Task statement
In the records below, some lines contain the word "timestamp". Copy each of them.
*** Opening Available data ***
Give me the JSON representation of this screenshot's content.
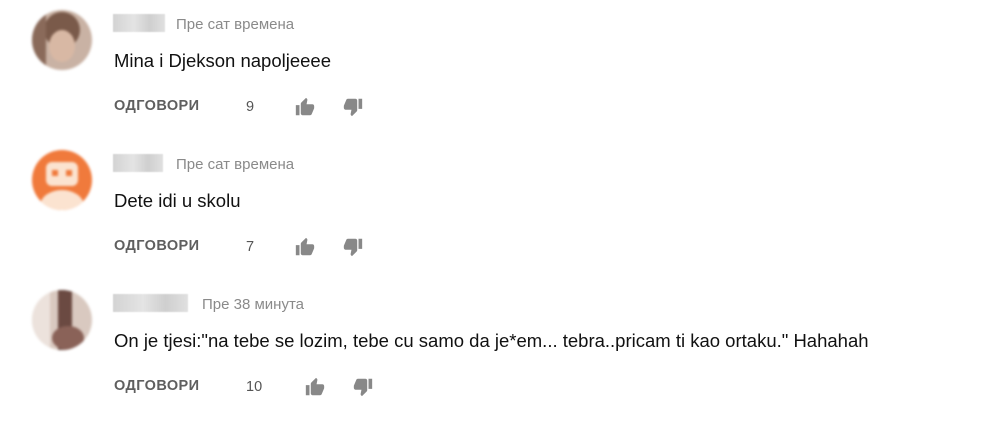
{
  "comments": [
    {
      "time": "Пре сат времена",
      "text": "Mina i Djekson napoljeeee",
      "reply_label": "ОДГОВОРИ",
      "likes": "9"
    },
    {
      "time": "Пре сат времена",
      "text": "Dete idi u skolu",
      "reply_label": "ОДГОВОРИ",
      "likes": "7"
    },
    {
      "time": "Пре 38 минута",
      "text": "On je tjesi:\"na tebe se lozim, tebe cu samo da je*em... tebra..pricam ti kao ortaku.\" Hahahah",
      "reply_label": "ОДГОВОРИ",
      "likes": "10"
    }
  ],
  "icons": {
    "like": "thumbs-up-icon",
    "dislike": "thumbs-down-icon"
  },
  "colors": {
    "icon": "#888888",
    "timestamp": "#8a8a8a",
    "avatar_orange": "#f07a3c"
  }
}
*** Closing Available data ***
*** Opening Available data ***
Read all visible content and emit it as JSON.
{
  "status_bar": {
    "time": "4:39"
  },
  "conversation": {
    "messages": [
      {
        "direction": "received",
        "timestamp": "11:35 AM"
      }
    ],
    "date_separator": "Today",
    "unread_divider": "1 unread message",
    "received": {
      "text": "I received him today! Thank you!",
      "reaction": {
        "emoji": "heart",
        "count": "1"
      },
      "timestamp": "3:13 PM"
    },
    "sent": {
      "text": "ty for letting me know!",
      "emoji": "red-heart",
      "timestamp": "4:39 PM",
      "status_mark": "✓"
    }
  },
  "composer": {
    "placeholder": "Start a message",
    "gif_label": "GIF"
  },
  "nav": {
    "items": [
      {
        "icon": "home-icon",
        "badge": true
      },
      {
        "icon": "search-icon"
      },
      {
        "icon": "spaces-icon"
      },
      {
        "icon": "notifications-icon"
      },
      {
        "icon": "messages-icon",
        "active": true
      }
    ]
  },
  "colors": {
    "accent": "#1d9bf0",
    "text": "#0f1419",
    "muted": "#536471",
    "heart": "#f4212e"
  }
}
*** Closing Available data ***
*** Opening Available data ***
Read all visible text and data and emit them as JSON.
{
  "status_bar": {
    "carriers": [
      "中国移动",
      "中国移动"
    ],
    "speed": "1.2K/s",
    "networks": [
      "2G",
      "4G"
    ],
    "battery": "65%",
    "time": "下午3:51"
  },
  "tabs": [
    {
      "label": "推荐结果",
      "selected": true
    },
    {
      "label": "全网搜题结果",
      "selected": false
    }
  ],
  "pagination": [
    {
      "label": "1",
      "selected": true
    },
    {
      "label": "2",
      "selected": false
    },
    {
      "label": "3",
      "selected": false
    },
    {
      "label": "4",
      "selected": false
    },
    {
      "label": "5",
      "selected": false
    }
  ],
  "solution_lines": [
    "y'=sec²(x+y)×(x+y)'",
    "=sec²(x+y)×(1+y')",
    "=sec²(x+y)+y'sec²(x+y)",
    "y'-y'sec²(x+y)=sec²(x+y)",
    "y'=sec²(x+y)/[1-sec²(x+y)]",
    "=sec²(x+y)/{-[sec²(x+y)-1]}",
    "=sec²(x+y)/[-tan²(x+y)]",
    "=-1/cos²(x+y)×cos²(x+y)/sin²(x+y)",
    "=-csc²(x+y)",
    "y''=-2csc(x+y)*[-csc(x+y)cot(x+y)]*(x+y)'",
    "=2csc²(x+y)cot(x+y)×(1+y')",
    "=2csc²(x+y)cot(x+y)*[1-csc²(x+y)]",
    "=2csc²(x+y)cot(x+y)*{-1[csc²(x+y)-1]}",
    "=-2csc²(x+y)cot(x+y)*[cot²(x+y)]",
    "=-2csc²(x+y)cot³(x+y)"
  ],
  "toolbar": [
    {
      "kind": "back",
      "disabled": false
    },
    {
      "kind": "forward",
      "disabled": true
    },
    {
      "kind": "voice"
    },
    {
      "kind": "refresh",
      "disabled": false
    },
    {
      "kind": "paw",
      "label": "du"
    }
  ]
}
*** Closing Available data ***
Your solution
    "timestamp": "#8a8a8a",
        "timestamp": "11:35 AM"
      "timestamp": "3:13 PM"
      "timestamp": "4:39 PM",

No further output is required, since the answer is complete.